Welcome to church on All Hallows’ Eve! Welcome to church on All Hallows’ Sunday!
Hallow-ed be thy name – we pray — on the first of God’s seven days each week. Hallow-ed is a wonderful, archaic, and almost spooky word for holy.
I confess to you that I am crazy about all-things All Hallows; almost as crazy as I am about Christmas. The combination of crisp fall weather, carving pumpkins, crackling leaves, the communion of saints, scary movies, and wandering spirits — stirs up both the dark and the light in me.
As a kid, on the eve of the feast, I recall the lure of being outside at bedtime, walking under the stars, and trick-or-treating trailing behind my big brother Tim. And I remember too, haunting and lovely November 1st visits to Cedar Hill Cemetery to lay flowers on my grandfathers’ graves.
As a mom, all of these years later, I can still vividly picture Colleen dressing up as some-kind-of princess three years running. Zach’s holiday attire as a mummy, Dracula, and from The Munsters, little vampire Eddy. And my youngest Jacob’s graduating from a turtle to a Teenage Ninja Turtle, to a teenage punk rocker.
As a young curate, right out of seminary, I remember the Halloween lock-ins that I use to organize at St. Luke’s. An all-night, overnight, youth group spook-tacular. Staying up for for twelve hours straight with a couple of dozen adolescents. It seemed like a great idea at the time.🎃🎃🎃

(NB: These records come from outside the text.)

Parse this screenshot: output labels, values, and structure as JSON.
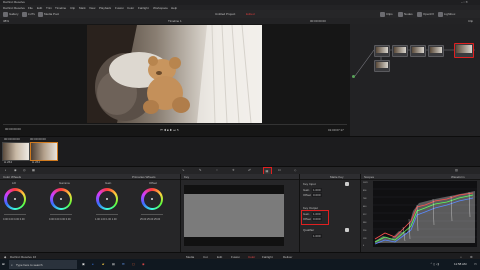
{
  "window": {
    "title": "DaVinci Resolve"
  },
  "menu": {
    "items": [
      "DaVinci Resolve",
      "File",
      "Edit",
      "Trim",
      "Timeline",
      "Clip",
      "Mark",
      "View",
      "Playback",
      "Fusion",
      "Color",
      "Fairlight",
      "Workspace",
      "Help"
    ]
  },
  "toolbar": {
    "project_title": "Untitled Project",
    "project_status": "Edited",
    "timeline_name": "Timeline 1",
    "zoom": "38%",
    "right_label": "Clip",
    "buttons": [
      "Gallery",
      "LUTs",
      "Media Pool",
      "Clips",
      "Nodes",
      "OpenFX",
      "Lightbox"
    ]
  },
  "viewer": {
    "timecode_left": "00:00:00:00",
    "timecode_right": "01:00:07:17"
  },
  "clips": [
    {
      "number": "01",
      "timecode": "00:00:00:00",
      "label": "H.264"
    },
    {
      "number": "02",
      "timecode": "00:00:00:00",
      "label": "H.264"
    }
  ],
  "nodes": [
    {
      "label": "01"
    },
    {
      "label": "02"
    },
    {
      "label": "03"
    },
    {
      "label": "04"
    },
    {
      "label": "05"
    },
    {
      "label": "06"
    }
  ],
  "color_wheels": {
    "panel_title": "Color Wheels",
    "mode": "Primaries Wheels",
    "wheels": [
      {
        "name": "Lift",
        "values": [
          "0.00",
          "0.00",
          "0.00",
          "0.00"
        ]
      },
      {
        "name": "Gamma",
        "values": [
          "0.00",
          "0.00",
          "0.00",
          "0.00"
        ]
      },
      {
        "name": "Gain",
        "values": [
          "1.00",
          "1.00",
          "1.00",
          "1.00"
        ]
      },
      {
        "name": "Offset",
        "values": [
          "25.00",
          "25.00",
          "25.00"
        ]
      }
    ]
  },
  "key_panel": {
    "title": "Key",
    "matte_title": "Matte Key",
    "key_input_label": "Key Input",
    "key_output_label": "Key Output",
    "qualifier_label": "Qualifier",
    "gain_label": "Gain",
    "offset_label": "Offset",
    "key_input_gain": "1.000",
    "key_input_offset": "0.000",
    "key_output_gain": "1.000",
    "key_output_offset": "0.000",
    "qualifier_value": "1.000"
  },
  "scopes": {
    "panel_title": "Scopes",
    "scope_type": "Waveform",
    "ticks": [
      "1023",
      "896",
      "768",
      "640",
      "512",
      "384",
      "256",
      "128",
      "0"
    ]
  },
  "footer": {
    "app_version": "DaVinci Resolve 16"
  },
  "pages": [
    "Media",
    "Cut",
    "Edit",
    "Fusion",
    "Color",
    "Fairlight",
    "Deliver"
  ],
  "taskbar": {
    "search_placeholder": "Type here to search",
    "time": "11:58 AM"
  },
  "colors": {
    "highlight": "#e02020",
    "accent": "#3b82ff"
  }
}
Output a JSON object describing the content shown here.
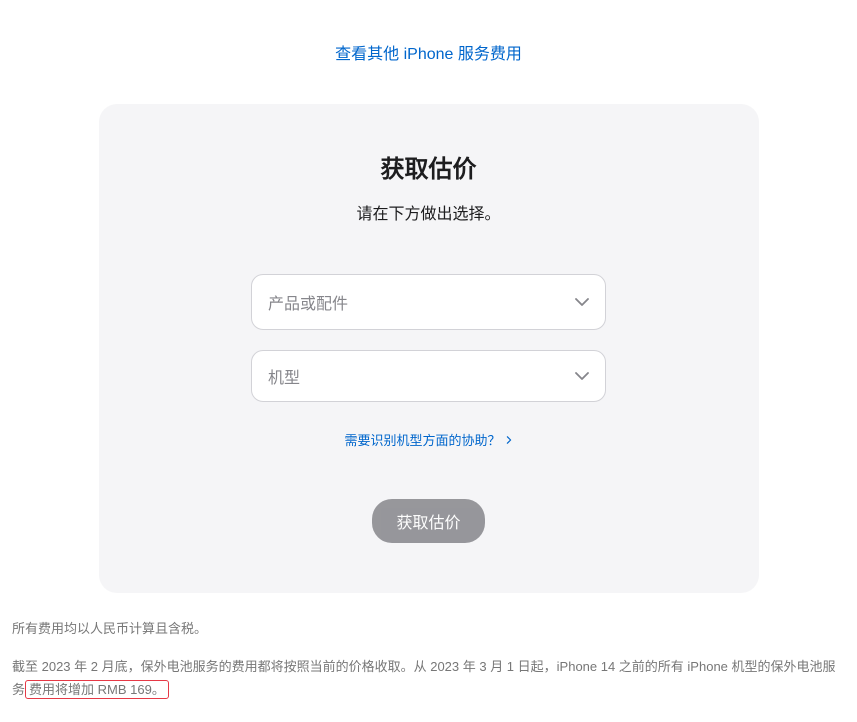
{
  "topLink": "查看其他 iPhone 服务费用",
  "card": {
    "title": "获取估价",
    "subtitle": "请在下方做出选择。",
    "select1": "产品或配件",
    "select2": "机型",
    "helpLink": "需要识别机型方面的协助？",
    "button": "获取估价"
  },
  "footer": {
    "line1": "所有费用均以人民币计算且含税。",
    "line2a": "截至 2023 年 2 月底，保外电池服务的费用都将按照当前的价格收取。从 2023 年 3 月 1 日起，iPhone 14 之前的所有 iPhone 机型的保外电池服务",
    "line2b": "费用将增加 RMB 169。"
  }
}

Costumes were required. Jack-o-lanterns were carved. Blindfolded, we passed around peeled grape eyeballs and cold spaghetti guts, as scary stories were told. A dozen pizzas were delivered and devoured. And at midnight, we headed into the church.
Leave it to the Episcopal Church to actually have a liturgy for All Hallows’ Eve. (It’s in the Book of Occasional Services, of course.🎃)
Before processing into the pumpkin-lit nave, by the light of the moon, visiting a cemetery was an option, if there was one nearby.
The church service starts with this snippet from Psalm 31:
If I say, “Surely the darkness will cover me, and the light around me turn to night,” darkness is not dark to you, O Lord; the night is as bright as the day; darkness and light are to you both alike.
Then follows the collect for All Hallows:
Let us pray. Lord Christ, your saints have been the lights of the world in every generation; grant that we who follow in their footsteps, may be made worthy to enter with them into that heavenly country where you live and reign forever. Amen.
(The King James Version is the spookiest.🎃)
And he said unto me, Son of man, can these bones live? And I answered, O Lord God, thou knowest.
Again he said unto me, Prophesy upon these bones, and say unto them, O ye dry bones, hear the word of the Lord.
So I prophesied as I was commanded: and as I prophesied, there was a noise, and behold a shaking, and the bones came together, bone to his bone.
And when I beheld, lo, the sinews and the flesh came up upon them, and the skin covered them above: but there was no breath in them.
Then said he unto me, Prophesy unto the wind, prophesy, son of man, and say to the wind, “Thus saith the Lord God; Come from the four winds, O breath, and breathe upon these slain, that they may live.“
So I prophesied as he commanded me, and the breath came into them, and they lived, and stood up upon their feet.
And then this ancient prayer we would intone, the Phos Hilaron:
O gracious light,
pure brightness of the everliving Father in heaven,
O Jesus Christ, holy and blessed!
Now as we come to the setting of the sun,
and our eyes behold the vesper light,
we sing your praises, O God: Father, Son, and Holy Spirit.
And finally as our savior has taught us,
Our Father, who art in heaven,
Hallowed be thy name.
And hallow-ed be the names of faithful souls who walked the way of the Lord: Many, of course, you have heard of: Peter and Paul, Joseph and Mary, Andrew and Bartholomew, a couple of apostles. And some maybe not: Julian of Norwich and Hildegard of Bingen. Pauli Murray and Frances Perkins.
All Hallows – also means All Saints, all the holy people. It is an ancient day on the church calendar for baptisms – a day for welcoming new souls into the household of God.
And here is something a little spooky thing about baptism you may not know (but stars in your crown, if you do!) In the early church, candidates underwent forty days of daily exorcisms before they were baptized on Easter Eve. Better for the Holy Spirit to take hold, I guess, if they could get all the skeletons to come out of your closet and to sweep all of your cobwebs out of the way — before you went down under the water.
Could there be a more splendid day to christen little Wesley than All Hallows’ Eve? I can’t imagine any day better. So this October 31st, this Feast of All Saints, we’ll pour a little water over his head with this simple service adapted from the New Zealand Book of Common Prayer.
The Rev. Joani Peacock, Editor for Emmanuel Voices: A Parish Blog